As Srivastav climbed the ladder of fame, he was rarely political, restricting his stand-up pieces to daily observations, parodies and impersonation of public figures.
Ironically, though, Srivastav was clearly politically inclined.
In 2014, he got a Samajwadi Party ticket to contest the Lok Sabha election from Kanpur. He returned it, however, to board the BJP.
Prime Minister Narendra Modi nominated him to be part of the Swachh Bharat Abhiyan and he was also chairperson of the Film Development Council of Uttar Pradesh when he died.
His last Twitter post on August 9, just a day before he had a heart attack while working out in a Delhi hotel, is a video of himself endorsing Modi’s call to hoist the Tricolour in every household between August 13-15.
Off the comedy stage, Srivastav’s posts were commentative and critical.
He slammed Amazon Prime Video’s show Mirzapur for its graphic sexual and violent content.
‘Certain guidelines should be issued, the government should intervene and people should also boycott such things,’ he said.
And in 2021, he targeted Tandav, also on Amazon, for allegedly hurting the sentiments of Hindus.

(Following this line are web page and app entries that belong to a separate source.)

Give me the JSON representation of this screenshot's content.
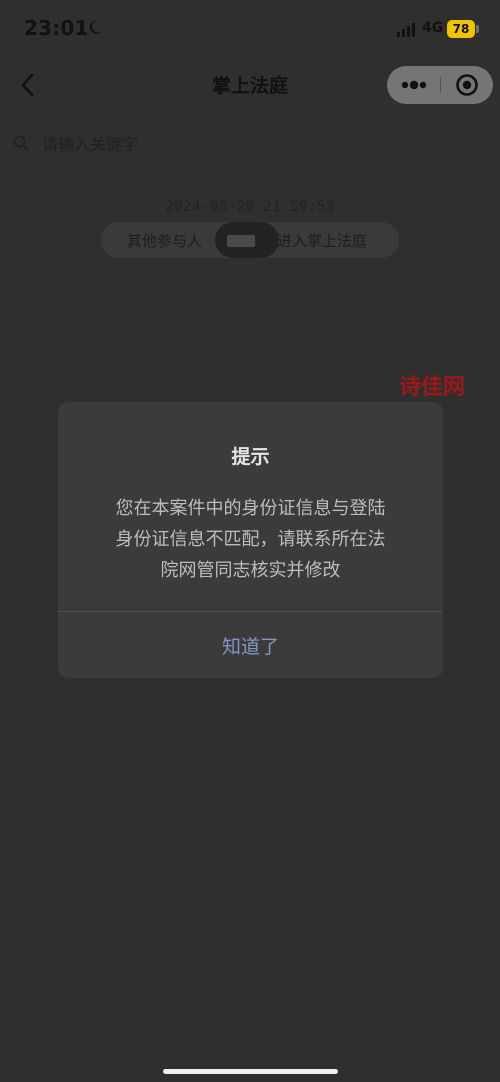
{
  "status_bar": {
    "time": "23:01",
    "network": "4G",
    "battery": "78"
  },
  "header": {
    "title": "掌上法庭"
  },
  "search": {
    "placeholder": "请输入关键字"
  },
  "message": {
    "timestamp": "2024-08-20 21:59:53",
    "left_text": "其他参与人",
    "right_text": "进入掌上法庭"
  },
  "watermark": "诗佳网",
  "modal": {
    "title": "提示",
    "lines": [
      "您在本案件中的身份证信息与登陆",
      "身份证信息不匹配，请联系所在法",
      "院网管同志核实并修改"
    ],
    "button_label": "知道了"
  },
  "colors": {
    "background": "#2f2f2f",
    "modal_background": "#3b3b3b",
    "battery": "#f0c400",
    "accent": "#7f98c6"
  },
  "icons": {
    "moon": "moon-icon",
    "signal": "signal-icon",
    "back": "chevron-left-icon",
    "more": "more-icon",
    "close": "target-icon",
    "search": "search-icon"
  }
}
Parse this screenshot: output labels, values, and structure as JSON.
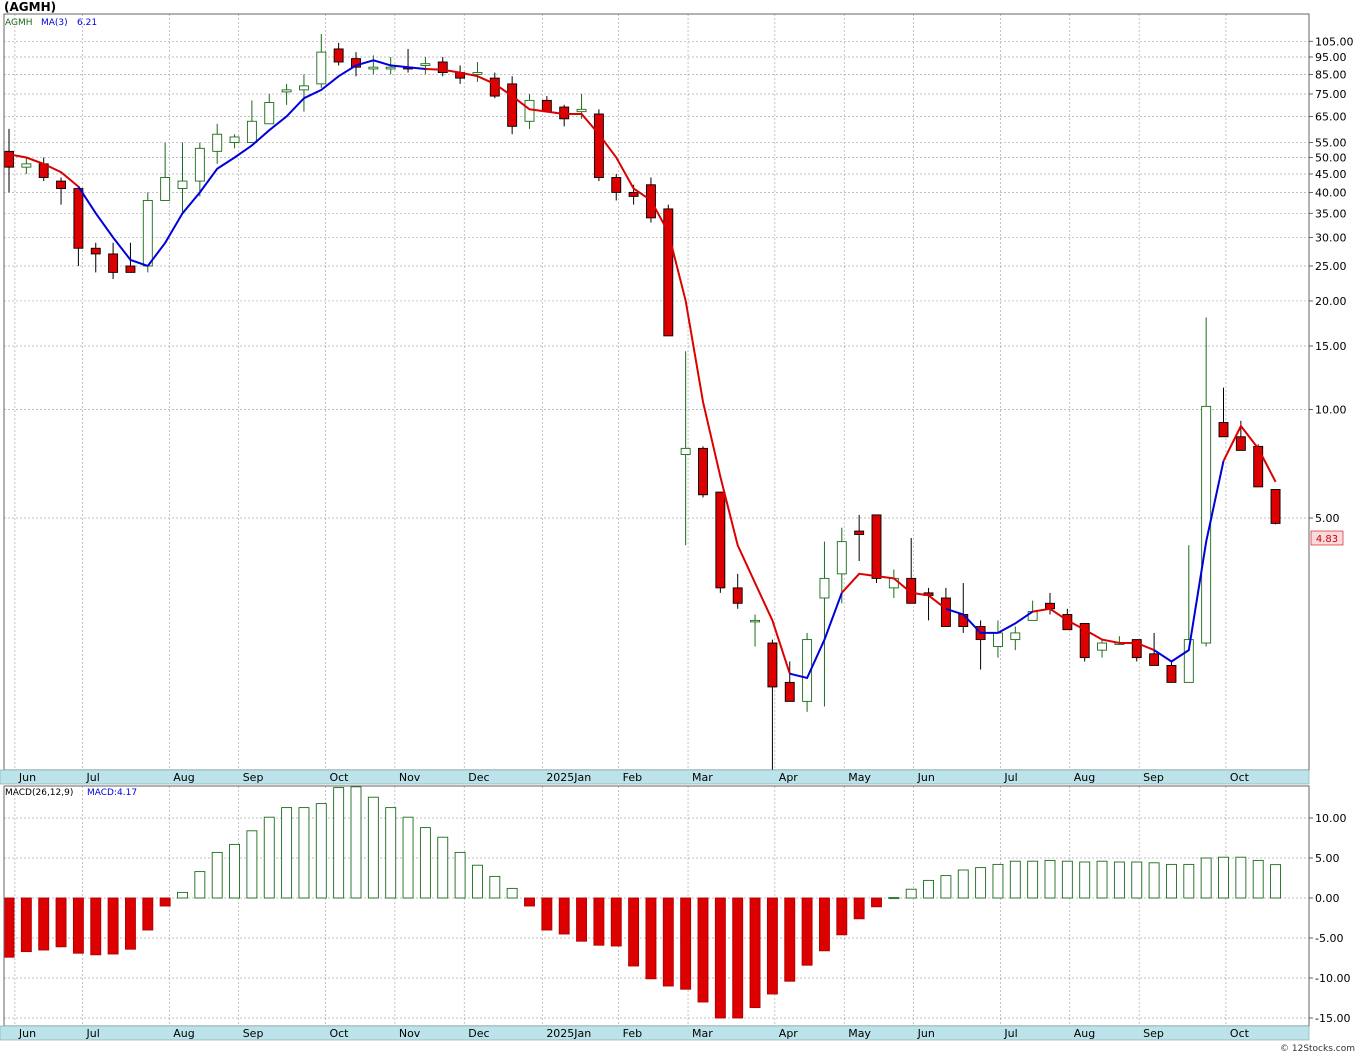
{
  "title": "(AGMH)",
  "footer": "© 12Stocks.com",
  "colors": {
    "up": "#1a6b1a",
    "down": "#dd0000",
    "ma_above": "#0000dd",
    "ma_below": "#dd0000",
    "grid": "#aaaaaa",
    "axis_band": "#bde3ea",
    "price_flag_bg": "#fadadd",
    "price_flag_fg": "#cc0000"
  },
  "chart_data": [
    {
      "type": "candlestick",
      "title": "(AGMH)",
      "legend": [
        "AGMH",
        "MA(3)",
        "6.21"
      ],
      "scale": "log",
      "ylim": [
        1.0,
        125
      ],
      "yticks": [
        "105.00",
        "95.00",
        "85.00",
        "75.00",
        "65.00",
        "55.00",
        "50.00",
        "45.00",
        "40.00",
        "35.00",
        "30.00",
        "25.00",
        "20.00",
        "15.00",
        "10.00",
        "5.00"
      ],
      "last_price_label": "4.83",
      "x_labels": [
        {
          "bar": 0.8,
          "label": "Jun"
        },
        {
          "bar": 4.7,
          "label": "Jul"
        },
        {
          "bar": 9.7,
          "label": "Aug"
        },
        {
          "bar": 13.7,
          "label": "Sep"
        },
        {
          "bar": 18.7,
          "label": "Oct"
        },
        {
          "bar": 22.7,
          "label": "Nov"
        },
        {
          "bar": 26.7,
          "label": "Dec"
        },
        {
          "bar": 31.2,
          "label": "2025Jan"
        },
        {
          "bar": 35.6,
          "label": "Feb"
        },
        {
          "bar": 39.6,
          "label": "Mar"
        },
        {
          "bar": 44.6,
          "label": "Apr"
        },
        {
          "bar": 48.6,
          "label": "May"
        },
        {
          "bar": 52.6,
          "label": "Jun"
        },
        {
          "bar": 57.6,
          "label": "Jul"
        },
        {
          "bar": 61.6,
          "label": "Aug"
        },
        {
          "bar": 65.6,
          "label": "Sep"
        },
        {
          "bar": 70.6,
          "label": "Oct"
        }
      ],
      "ohlc": [
        [
          52,
          60,
          40,
          47
        ],
        [
          47,
          50,
          45,
          48
        ],
        [
          48,
          50,
          43,
          44
        ],
        [
          43,
          44,
          37,
          41
        ],
        [
          41,
          41,
          25,
          28
        ],
        [
          28,
          29,
          24,
          27
        ],
        [
          27,
          29,
          23,
          24
        ],
        [
          25,
          29,
          24,
          24
        ],
        [
          25,
          40,
          24,
          38
        ],
        [
          38,
          55,
          38,
          44
        ],
        [
          41,
          55,
          35,
          43
        ],
        [
          43,
          55,
          39,
          53
        ],
        [
          52,
          62,
          48,
          58
        ],
        [
          55,
          58,
          53,
          57
        ],
        [
          55,
          72,
          55,
          63
        ],
        [
          62,
          75,
          62,
          71
        ],
        [
          76,
          80,
          70,
          77
        ],
        [
          77,
          85,
          67,
          79
        ],
        [
          80,
          110,
          78,
          98
        ],
        [
          100,
          104,
          90,
          92
        ],
        [
          94,
          98,
          84,
          89
        ],
        [
          88,
          96,
          85,
          89
        ],
        [
          88,
          95,
          85,
          89
        ],
        [
          89,
          100,
          86,
          88
        ],
        [
          90,
          95,
          85,
          91
        ],
        [
          92,
          95,
          84,
          86
        ],
        [
          86,
          90,
          80,
          83
        ],
        [
          85,
          92,
          81,
          86
        ],
        [
          83,
          86,
          73,
          74
        ],
        [
          80,
          84,
          58,
          61
        ],
        [
          63,
          75,
          60,
          72
        ],
        [
          72,
          74,
          67,
          67
        ],
        [
          69,
          70,
          61,
          64
        ],
        [
          67,
          75,
          64,
          68
        ],
        [
          66,
          68,
          43,
          44
        ],
        [
          44,
          45,
          38,
          40
        ],
        [
          40,
          42,
          37,
          39
        ],
        [
          42,
          44,
          33,
          34
        ],
        [
          36,
          37,
          16,
          16
        ],
        [
          7.5,
          14.5,
          4.2,
          7.8
        ],
        [
          7.8,
          7.9,
          5.7,
          5.8
        ],
        [
          5.9,
          5.9,
          3.1,
          3.2
        ],
        [
          3.2,
          3.5,
          2.8,
          2.9
        ],
        [
          2.6,
          2.7,
          2.2,
          2.6
        ],
        [
          2.25,
          2.3,
          1.0,
          1.7
        ],
        [
          1.75,
          2.0,
          1.55,
          1.55
        ],
        [
          1.55,
          2.4,
          1.45,
          2.3
        ],
        [
          3.0,
          4.3,
          1.5,
          3.4
        ],
        [
          3.5,
          4.7,
          2.9,
          4.3
        ],
        [
          4.6,
          5.1,
          3.8,
          4.5
        ],
        [
          5.1,
          5.1,
          3.3,
          3.4
        ],
        [
          3.2,
          3.6,
          3.0,
          3.4
        ],
        [
          3.4,
          4.4,
          2.9,
          2.9
        ],
        [
          3.1,
          3.2,
          2.6,
          3.05
        ],
        [
          3.0,
          3.2,
          2.7,
          2.5
        ],
        [
          2.7,
          3.3,
          2.4,
          2.5
        ],
        [
          2.5,
          2.6,
          1.9,
          2.3
        ],
        [
          2.2,
          2.6,
          2.05,
          2.4
        ],
        [
          2.3,
          2.5,
          2.15,
          2.4
        ],
        [
          2.6,
          2.95,
          2.6,
          2.75
        ],
        [
          2.9,
          3.1,
          2.7,
          2.8
        ],
        [
          2.7,
          2.8,
          2.55,
          2.45
        ],
        [
          2.55,
          2.5,
          2.0,
          2.05
        ],
        [
          2.15,
          2.3,
          2.05,
          2.25
        ],
        [
          2.25,
          2.35,
          2.25,
          2.25
        ],
        [
          2.3,
          2.25,
          2.0,
          2.05
        ],
        [
          2.1,
          2.4,
          2.0,
          1.95
        ],
        [
          1.95,
          2.0,
          1.75,
          1.75
        ],
        [
          1.75,
          4.2,
          1.75,
          2.3
        ],
        [
          2.25,
          18,
          2.2,
          10.2
        ],
        [
          9.2,
          11.5,
          8.5,
          8.4
        ],
        [
          8.4,
          9.3,
          7.8,
          7.7
        ],
        [
          7.9,
          8.0,
          6.1,
          6.1
        ],
        [
          6.0,
          6.0,
          4.8,
          4.83
        ]
      ],
      "ma3": [
        51,
        50,
        48,
        45.5,
        41.5,
        35,
        30,
        26,
        25,
        29,
        35,
        40,
        46.5,
        50,
        54,
        59.5,
        65,
        73,
        77,
        84,
        90,
        93,
        90,
        89,
        88,
        87.5,
        86,
        84,
        80,
        74,
        68,
        67,
        66,
        66,
        58,
        50,
        41,
        38,
        31,
        20,
        10.5,
        6.5,
        4.2,
        3.3,
        2.6,
        1.85,
        1.8,
        2.3,
        3.1,
        3.5,
        3.45,
        3.4,
        3.1,
        3.05,
        2.8,
        2.7,
        2.4,
        2.4,
        2.55,
        2.75,
        2.8,
        2.6,
        2.45,
        2.3,
        2.25,
        2.25,
        2.15,
        2.0,
        2.15,
        4.3,
        7.2,
        9.0,
        7.8,
        6.3
      ],
      "ma_color_switch": [
        [
          "red",
          0,
          4
        ],
        [
          "blue",
          5,
          8
        ],
        [
          "blue",
          9,
          17
        ],
        [
          "blue",
          18,
          24
        ],
        [
          "red",
          25,
          45
        ],
        [
          "blue",
          46,
          48
        ],
        [
          "red",
          49,
          54
        ],
        [
          "blue",
          55,
          59
        ],
        [
          "red",
          60,
          66
        ],
        [
          "blue",
          67,
          70
        ],
        [
          "red",
          71,
          73
        ]
      ]
    },
    {
      "type": "bar",
      "title": "MACD(26,12,9)",
      "legend": [
        "MACD(26,12,9)",
        "MACD:4.17"
      ],
      "ylim": [
        -16,
        14
      ],
      "yticks": [
        "10.00",
        "5.00",
        "0.00",
        "-5.00",
        "-10.00",
        "-15.00"
      ],
      "values": [
        -7.4,
        -6.7,
        -6.5,
        -6.1,
        -6.9,
        -7.1,
        -7.0,
        -6.4,
        -4.0,
        -1.0,
        0.7,
        3.3,
        5.7,
        6.7,
        8.4,
        10.1,
        11.3,
        11.3,
        11.8,
        13.8,
        13.9,
        12.6,
        11.3,
        10.1,
        8.8,
        7.6,
        5.7,
        4.1,
        2.7,
        1.2,
        -1.0,
        -4.0,
        -4.5,
        -5.4,
        -5.9,
        -6.0,
        -8.5,
        -10.1,
        -11.0,
        -11.4,
        -13.0,
        -15.0,
        -15.0,
        -13.7,
        -12.0,
        -10.4,
        -8.4,
        -6.6,
        -4.6,
        -2.6,
        -1.1,
        0.05,
        1.1,
        2.2,
        2.8,
        3.5,
        3.8,
        4.2,
        4.6,
        4.6,
        4.7,
        4.6,
        4.5,
        4.6,
        4.5,
        4.5,
        4.4,
        4.2,
        4.2,
        5.0,
        5.1,
        5.1,
        4.7,
        4.17
      ]
    }
  ]
}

While several BJP leaders raised concerns, FIRs were lodged in Mumbai and Lucknow against the producers of the show, starring Saif Ali Khan and Mohd Zeeshan Ayyub, as well as officials of the OTT platform.
‘I have been saying this for a long time that our feelings are being toyed with. A conspiracy to defame Hinduism is afoot. You should be ashamed of yourselves for mocking our Hindu gods and goddesses,’ Srivastav said in his strongly worded video.
Several eagle-eyed social media users called out the comic for his hypocrisy.
Film-maker Vinod Kapri, for instance, posted an old video where Srivastav can be seen in a spoof talking to Lord Brahma, promising him to arrange a
More recently, Srivastav spoke out on the controversy over Ranveer Singh’s ‘nude’ photoshoot.
Srivastav also wrote columns for Hindi dailies, including Dainik Bhaskar.
While he walked the political track, Srivastav continued his comedy.
It was in his genes, said his brother Dipoo Srivastava.
“The comedy streak has subconsciously come into us too. He struggled before he attained huge popularity and became everyone’s favourite,” younger brother Dipoo told PTI.
It was a family of six brothers and one sister.
Their father Ramesh Srivastav, a retired government employee, was a hasya kavi (humour poet).
The comedy was perhaps foretold, but the young Raju may not have known it when he boarded a train from Kanpur to Mumbai.
Bachchan had sustained a nearfatal injury while shooting for the 1982 film Coolie and Srivastav just had to get there -- to be part of the crowds standing in vigil outside the hospital.
“Rajubhai would eat vada pav every day and stand outside the hospital and pray for Bachchanji’s life,” Dipoo recalled.
Bachchan recovered, but Srivastav, then just a teen, stayed on in Mumbai, determined to
make a career in showbiz.
Like many others before Srivastav, this story of fame also started on the grimy streets of Mumbai.
According to his brother, Srivastav slept on pavements and parks, staying in slums and making doings somehow.
He made it a point, however, to track newspaper ads about comedy shows being performed in the city.
The turning point came when T-Series’ Gulshan Kumar saw him performing at an event and offered to do an audio cassette show named Hasna Mana Hai.
“He did about 25 to 30 such shows for T-Series and Venus,” Dipoo shared.
Srivastav leaves behind his wife and two children.
When he died on Wednesday after 41 days on the ventilator, thousands mourned the man who made them laugh through the years.
Among those were the prime minister, Defence Minister Rajnath Singh, Uttar Pradesh Chief Minister Yogi Adityanath and a host of other politicians.
Srivastav’s showbiz colleagues, including Ajay Devgn, Hrithik Roshan and Anil Kapoor, also remembered the man who ‘gifted them laughs’.
And somewhere up there, Srivastav may be smiling.